The Affordable Care Act provides states with additional federal funding to expand their Medicaid programs to cover adults under 65 with income up to 133% of the federal poverty level. (Because of the way this is calculated, it’s effectively 138% of the federal poverty level.) Children (18 and under) are eligible up to that income level or higher in all states.
This means that in states that have expanded Medicaid, free or low-cost health coverage is available to people with incomes below a certain level regardless of disability, family status, financial resources, and other factors that are usually taken into account in Medicaid eligibility decisions.
The following states are expanding their Medicaid programs. If your state is on this list, learn what this means for you:
The following states have not decided to expand their Medicaid programs. If your state is on this list, learn what this means for you:
If your state is expanding Medicaid, your options depend on your income and household size.
When you fill out a Marketplace application, you’ll find out if you’re eligible for Medicaid or a private insurance plan.
If you live in a state that hasn’t expanded its Medicaid program and you have limited income, you may not have many options for health coverage. It will depend on where your income falls.
Even if your state hasn't expanded Medicaid, you should apply for coverage to see if you qualify.
Each state has coverage options that could work for you - particularly if you have children, are pregnant, or have a disability.
Remember, you can apply for Medicaid and CHIP at any time, all year long. There’s no limited enrollment period for either program.
When the health care law was passed, it required states to provide Medicaid coverage for adults between ages 18 and 65 with incomes up to 133% of the federal poverty level, regardless of their age, family status, or health.
The law also provides premium tax credits for people with incomes between 100% and 400% of the federal poverty level to buy private insurance plans in the Marketplace.
The U.S. Supreme Court later ruled that the Medicaid expansion is voluntary with states. As a result, some states haven’t expanded their Medicaid programs.
Many adults in those states with incomes below 100% of the federal poverty level fall into a gap. Their incomes are too high to qualify for Medicaid under their state’s current rules. But their incomes fall below the law’s cutoff for savings on private coverage in the Marketplace.
Under the law, the federal government pays states all of the costs for newly eligible people for the first three years. It will pay no less than 90% of the costs in the future.
States are continuing to make coverage decisions. They could expand Medicaid in the future.
The health care law has expanded funding to community health centers, which provide primary care for millions of Americans. These centers provide services on a sliding scale based on your income. Find a community health center near you.

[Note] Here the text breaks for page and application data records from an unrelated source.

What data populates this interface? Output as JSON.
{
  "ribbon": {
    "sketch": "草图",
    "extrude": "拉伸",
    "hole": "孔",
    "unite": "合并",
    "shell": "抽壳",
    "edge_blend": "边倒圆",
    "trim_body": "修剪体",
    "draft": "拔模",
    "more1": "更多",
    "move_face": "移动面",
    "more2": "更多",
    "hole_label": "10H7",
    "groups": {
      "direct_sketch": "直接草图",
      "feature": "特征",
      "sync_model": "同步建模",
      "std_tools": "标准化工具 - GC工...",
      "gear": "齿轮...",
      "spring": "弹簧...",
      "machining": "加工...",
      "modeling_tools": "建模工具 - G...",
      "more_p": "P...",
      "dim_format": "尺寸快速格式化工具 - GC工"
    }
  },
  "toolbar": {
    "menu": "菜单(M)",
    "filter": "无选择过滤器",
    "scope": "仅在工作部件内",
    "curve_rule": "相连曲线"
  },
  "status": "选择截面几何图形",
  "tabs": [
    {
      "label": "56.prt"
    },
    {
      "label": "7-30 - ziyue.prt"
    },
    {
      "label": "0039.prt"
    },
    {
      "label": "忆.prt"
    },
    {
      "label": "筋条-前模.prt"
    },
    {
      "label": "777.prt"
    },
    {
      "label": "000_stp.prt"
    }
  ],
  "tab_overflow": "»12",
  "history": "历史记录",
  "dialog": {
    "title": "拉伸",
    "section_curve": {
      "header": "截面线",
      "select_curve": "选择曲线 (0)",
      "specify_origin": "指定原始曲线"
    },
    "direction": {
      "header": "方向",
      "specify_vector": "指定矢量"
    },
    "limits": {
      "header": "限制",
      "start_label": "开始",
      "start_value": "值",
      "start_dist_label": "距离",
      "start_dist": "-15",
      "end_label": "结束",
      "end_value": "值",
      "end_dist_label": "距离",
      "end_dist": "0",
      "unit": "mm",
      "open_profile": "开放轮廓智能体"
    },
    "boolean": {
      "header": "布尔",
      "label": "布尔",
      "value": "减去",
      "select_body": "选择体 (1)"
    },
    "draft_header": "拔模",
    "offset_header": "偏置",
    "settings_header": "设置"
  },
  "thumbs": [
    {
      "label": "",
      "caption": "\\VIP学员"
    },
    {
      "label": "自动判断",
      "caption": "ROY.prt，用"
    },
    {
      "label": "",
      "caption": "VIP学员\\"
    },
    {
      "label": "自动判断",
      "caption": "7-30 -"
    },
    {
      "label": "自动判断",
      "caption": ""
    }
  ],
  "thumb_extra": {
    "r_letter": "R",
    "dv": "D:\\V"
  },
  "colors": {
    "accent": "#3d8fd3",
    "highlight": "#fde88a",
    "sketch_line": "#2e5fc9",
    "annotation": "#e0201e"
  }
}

Under the law, most people must have health coverage or pay a fee. But you won’t have to pay this fee if all of the following apply:
This is called an exemption. You can get an exemption when you apply for coverage in the Marketplace.